John Walker may very well be the most damaging of all the Cold War spies.
The retired Navy warrant officer was arrested in 1985, the year known as “The Year of the Spy,” because of the number of spy arrests that year.
Walker was arrested for selling classified information to the Soviet Union for 18 years. Walker was known in the trade as a “walk-in,” as he began his life as a spy by entering the Soviet embassy in Washington D.C. and offering his services. He later recruited his best friend, his brother and his son to join in his spy ring.
Walker gave away the keys to the kingdom of naval communications: key cards used for enciphering messages and encryption devices. The U.S. Navy estimates that more than one million classified military and intelligence agency messages were compromised by Walker. The Soviets were able to read vital American communications during a time of war. Had the U.S. gone to nuclear war with the Soviet Union, Walker’s security breech would have had been catastrophic.
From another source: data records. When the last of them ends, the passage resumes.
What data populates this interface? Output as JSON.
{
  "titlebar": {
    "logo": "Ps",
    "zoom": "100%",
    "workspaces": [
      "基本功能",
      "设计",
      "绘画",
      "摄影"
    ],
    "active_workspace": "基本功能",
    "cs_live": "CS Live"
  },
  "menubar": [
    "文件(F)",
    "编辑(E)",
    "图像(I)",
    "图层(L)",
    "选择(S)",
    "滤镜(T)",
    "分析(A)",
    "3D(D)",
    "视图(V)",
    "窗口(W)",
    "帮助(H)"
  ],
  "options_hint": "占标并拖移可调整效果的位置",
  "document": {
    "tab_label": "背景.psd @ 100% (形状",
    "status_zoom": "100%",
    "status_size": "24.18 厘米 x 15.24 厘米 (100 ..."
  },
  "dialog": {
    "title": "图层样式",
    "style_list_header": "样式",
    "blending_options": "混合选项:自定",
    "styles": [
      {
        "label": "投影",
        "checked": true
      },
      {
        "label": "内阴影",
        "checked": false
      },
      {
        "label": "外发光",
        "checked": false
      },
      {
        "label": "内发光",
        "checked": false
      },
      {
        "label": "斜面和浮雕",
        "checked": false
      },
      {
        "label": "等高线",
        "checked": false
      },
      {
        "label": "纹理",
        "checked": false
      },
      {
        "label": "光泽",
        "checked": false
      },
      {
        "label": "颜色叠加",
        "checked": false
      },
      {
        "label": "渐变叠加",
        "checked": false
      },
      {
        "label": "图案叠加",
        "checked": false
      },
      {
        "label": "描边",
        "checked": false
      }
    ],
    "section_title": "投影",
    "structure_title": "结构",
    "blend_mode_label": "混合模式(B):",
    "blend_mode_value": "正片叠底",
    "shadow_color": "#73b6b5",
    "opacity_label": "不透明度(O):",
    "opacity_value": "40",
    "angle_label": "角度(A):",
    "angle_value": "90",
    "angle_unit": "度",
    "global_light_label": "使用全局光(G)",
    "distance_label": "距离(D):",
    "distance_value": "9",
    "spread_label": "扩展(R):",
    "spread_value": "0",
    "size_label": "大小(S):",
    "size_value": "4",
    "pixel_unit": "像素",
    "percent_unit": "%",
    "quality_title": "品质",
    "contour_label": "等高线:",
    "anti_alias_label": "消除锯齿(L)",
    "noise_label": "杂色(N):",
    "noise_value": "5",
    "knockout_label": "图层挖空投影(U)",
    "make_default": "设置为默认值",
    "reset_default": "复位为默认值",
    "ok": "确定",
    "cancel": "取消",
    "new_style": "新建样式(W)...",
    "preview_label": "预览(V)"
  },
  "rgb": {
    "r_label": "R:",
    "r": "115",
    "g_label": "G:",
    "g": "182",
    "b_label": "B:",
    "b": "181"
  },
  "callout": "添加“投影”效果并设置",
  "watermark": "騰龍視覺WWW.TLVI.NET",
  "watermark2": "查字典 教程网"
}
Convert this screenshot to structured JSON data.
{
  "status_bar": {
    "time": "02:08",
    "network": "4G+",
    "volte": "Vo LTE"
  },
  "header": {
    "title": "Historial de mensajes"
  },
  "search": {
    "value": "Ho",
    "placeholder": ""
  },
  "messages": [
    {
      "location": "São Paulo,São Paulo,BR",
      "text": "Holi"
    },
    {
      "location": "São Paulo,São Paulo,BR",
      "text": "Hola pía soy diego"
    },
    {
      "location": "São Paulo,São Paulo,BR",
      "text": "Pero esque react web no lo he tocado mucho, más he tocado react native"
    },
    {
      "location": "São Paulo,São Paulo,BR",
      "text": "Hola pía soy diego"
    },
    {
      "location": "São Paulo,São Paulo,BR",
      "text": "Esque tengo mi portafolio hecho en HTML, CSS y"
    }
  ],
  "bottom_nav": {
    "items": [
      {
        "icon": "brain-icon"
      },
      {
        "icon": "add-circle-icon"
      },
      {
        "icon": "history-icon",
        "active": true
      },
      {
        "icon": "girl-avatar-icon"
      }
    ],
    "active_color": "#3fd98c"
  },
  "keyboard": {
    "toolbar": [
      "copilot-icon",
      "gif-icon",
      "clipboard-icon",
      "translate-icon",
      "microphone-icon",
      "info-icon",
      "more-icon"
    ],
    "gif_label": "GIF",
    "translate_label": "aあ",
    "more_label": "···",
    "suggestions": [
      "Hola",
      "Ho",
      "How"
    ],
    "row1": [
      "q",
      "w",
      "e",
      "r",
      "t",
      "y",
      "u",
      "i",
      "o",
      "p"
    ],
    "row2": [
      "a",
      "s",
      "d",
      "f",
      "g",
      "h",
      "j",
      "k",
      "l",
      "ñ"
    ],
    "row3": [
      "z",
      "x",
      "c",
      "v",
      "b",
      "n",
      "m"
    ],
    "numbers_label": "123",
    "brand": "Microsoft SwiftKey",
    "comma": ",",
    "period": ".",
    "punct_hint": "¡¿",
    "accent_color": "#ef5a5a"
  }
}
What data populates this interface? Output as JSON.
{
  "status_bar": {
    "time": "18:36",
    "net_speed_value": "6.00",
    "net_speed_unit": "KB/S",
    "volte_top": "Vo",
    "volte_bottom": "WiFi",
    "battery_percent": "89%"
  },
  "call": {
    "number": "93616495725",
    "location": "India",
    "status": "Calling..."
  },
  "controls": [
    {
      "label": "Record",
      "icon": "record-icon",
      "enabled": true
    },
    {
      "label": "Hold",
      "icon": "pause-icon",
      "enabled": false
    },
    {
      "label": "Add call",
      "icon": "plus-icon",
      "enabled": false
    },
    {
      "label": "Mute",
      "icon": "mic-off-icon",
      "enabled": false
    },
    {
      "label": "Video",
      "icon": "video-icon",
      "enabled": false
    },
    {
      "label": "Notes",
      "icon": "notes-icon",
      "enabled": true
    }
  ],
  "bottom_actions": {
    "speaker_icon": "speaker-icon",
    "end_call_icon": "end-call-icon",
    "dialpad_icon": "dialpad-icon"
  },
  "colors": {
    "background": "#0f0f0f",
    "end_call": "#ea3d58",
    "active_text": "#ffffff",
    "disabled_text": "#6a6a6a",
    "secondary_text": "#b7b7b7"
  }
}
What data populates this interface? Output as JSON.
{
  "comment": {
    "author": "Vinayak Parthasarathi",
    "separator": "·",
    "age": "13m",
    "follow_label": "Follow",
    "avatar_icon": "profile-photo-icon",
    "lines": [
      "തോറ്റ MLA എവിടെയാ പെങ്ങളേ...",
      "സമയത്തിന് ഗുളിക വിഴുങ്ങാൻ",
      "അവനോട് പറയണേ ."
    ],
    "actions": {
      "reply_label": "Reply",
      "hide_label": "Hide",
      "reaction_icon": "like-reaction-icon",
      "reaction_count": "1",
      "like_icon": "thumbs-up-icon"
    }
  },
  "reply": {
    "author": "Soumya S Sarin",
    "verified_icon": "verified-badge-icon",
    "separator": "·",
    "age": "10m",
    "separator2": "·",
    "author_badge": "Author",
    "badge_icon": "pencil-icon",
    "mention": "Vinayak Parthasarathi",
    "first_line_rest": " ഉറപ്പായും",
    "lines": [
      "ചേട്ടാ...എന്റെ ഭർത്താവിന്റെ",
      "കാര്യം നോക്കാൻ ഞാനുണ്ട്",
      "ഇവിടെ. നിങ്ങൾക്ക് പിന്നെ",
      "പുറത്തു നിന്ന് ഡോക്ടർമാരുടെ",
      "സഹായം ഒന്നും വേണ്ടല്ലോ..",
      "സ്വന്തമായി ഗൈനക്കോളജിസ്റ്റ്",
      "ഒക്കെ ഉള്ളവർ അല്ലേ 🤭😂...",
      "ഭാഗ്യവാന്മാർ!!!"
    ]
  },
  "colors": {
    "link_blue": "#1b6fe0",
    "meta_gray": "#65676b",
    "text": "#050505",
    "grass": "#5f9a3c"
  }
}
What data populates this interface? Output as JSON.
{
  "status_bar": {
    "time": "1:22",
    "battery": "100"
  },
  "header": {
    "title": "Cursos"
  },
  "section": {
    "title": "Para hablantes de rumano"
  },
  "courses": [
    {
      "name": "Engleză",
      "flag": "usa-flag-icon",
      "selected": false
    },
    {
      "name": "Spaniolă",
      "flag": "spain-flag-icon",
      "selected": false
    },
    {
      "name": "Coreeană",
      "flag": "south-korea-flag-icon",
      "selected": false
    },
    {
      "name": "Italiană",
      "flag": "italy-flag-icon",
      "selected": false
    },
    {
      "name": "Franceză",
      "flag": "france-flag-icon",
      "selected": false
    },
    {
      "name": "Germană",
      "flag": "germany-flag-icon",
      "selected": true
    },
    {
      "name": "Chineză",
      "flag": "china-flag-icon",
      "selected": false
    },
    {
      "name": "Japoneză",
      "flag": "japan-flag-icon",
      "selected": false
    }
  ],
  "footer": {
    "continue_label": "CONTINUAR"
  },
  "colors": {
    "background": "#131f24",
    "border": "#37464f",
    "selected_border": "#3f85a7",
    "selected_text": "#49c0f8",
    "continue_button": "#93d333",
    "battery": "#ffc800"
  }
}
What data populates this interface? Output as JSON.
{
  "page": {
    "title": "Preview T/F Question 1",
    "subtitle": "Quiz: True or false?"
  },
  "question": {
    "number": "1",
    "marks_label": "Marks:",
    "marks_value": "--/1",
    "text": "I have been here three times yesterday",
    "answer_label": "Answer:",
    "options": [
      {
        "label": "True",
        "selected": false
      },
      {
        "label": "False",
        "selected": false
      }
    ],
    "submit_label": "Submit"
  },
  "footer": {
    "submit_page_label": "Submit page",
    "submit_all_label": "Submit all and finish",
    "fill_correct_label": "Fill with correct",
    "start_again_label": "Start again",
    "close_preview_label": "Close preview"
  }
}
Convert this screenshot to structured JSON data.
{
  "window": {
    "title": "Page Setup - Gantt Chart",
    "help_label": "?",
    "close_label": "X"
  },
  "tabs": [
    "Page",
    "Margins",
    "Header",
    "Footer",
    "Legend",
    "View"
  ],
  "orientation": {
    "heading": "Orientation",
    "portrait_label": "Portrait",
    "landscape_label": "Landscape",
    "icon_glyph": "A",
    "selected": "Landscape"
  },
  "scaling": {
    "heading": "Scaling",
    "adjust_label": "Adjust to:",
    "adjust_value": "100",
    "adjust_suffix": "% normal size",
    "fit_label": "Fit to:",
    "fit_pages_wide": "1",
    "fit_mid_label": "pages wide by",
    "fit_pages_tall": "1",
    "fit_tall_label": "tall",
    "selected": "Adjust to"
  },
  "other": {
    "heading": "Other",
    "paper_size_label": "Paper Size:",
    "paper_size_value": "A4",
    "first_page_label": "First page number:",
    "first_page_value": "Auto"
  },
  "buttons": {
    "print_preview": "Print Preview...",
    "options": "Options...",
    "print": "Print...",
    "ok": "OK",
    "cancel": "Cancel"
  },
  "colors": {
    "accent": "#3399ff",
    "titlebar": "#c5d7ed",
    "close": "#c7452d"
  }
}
I have a particular interest in the Walker spy case; I served as a young seaman in the radio communications division aboard the USS Kitty Hawk when the aircraft carrier conducted combat operations off the coast of Vietnam in 1970-1971.
The Kitty Hawk served as the flag ship for Task Force 77, so we handled highly classified war traffic for the 7th Fleet, the in-country military commands, the CIA, and other alphabet intelligence agencies. Little did we know that much of what we took great pains to protect was already blown by Walker.
It is my view — a view shared by many others who served in the military — that Walker’s espionage led to the death of many American sailors, soldiers, airman and marines during the Vietnam War.
Despite personal animosity, I was curious to read Walker's autobiography, My Life as a Spy: One of America's Most Notorious Spies Finally Tells His Story.
The book is of interest primarily as a case study of a spy, best read in conjunction with other books on Walker. In his book Walker cites his reasons for spying as (a) to bring about an improvement in U.S.-Soviet relations with a view towards reducing the prospect of war, (b) his disgust with U.S. government deception, the Cold War fraud and covert misadventures, (c) adventure and (d) the psychological pressure of a failed marriage.
He fails to mention greed or his enormous ego, the two prime motives for espionage that are, it seems to me, much close to the truth. Now serving a life sentence in federal prison, Walker has written a self-serving book, a book that is pure spin.
We had another name for it when I was in the Navy.
Walker was a well-rated sailor who rose quickly up the enlisted ranks to become a warrant officer. He claims his dismal marriage to an alcoholic wife and a mistrust of the U.S. government led him to steal secrets and sell them to the Soviets. He later drew his son, brother and best friend into a life of espionage and betrayal.
In 1985, “The Year of the Spy,” his ex-wife reported him to the FBI and he was arrested in a Maryland motel after making a “dead-drop” of classified documents at a nearby roadside.
Walker made a deal with the government in which he testified against his friend, Navy Chief Petty Officer Jerry Whitworth (whom he recruited to spy for him) and he agreed to reveal what he gave to the Soviets in exchange for a lesser sentence for his son (who he recruited to spy for him).
On November 6, 1986, John Walker was sentenced to two life terms plus ten years to be served concurrently. His son was sentenced to 25 years.
The book is interesting in a perverse way, but one should keep in mind that Walker is a habitual liar. He is also proud of his criminal deeds. At one point in the book, he grins to himself and thinks “If they only knew.”
Walker states that he didn’t like the James Bond movies, finding them to be Hollywood fantasies, but then he states he thought of Bond when he was with a blond only hours after a secret meeting with the KGB.
He claims to have written the book for his children, but in the book he often brags of female conquests. He says he was concerned for his children and tried to protect them from his abusive wife, but he talked his son into committing espionage, and talked him right into federal prison. He also attempted to draw his daughter into the spy ring.
Walker sees himself as a glamorous spy, but he was in fact merely a sneak thief. He stole classified documents and sold them to the Soviets in order to live a more prosperous lifestyle.
The book will interest students of espionage and history, but it ought to be read after one reads other books on Walker, such as former FBI Special Agent Robert Hunter's Spy Hunter: Inside the Walker Espionage Case, and journalist Pete Earley's Family of Spies: Inside the John Walker Spy Ring.
Note: The above column originally appeared at GreatHistory.com.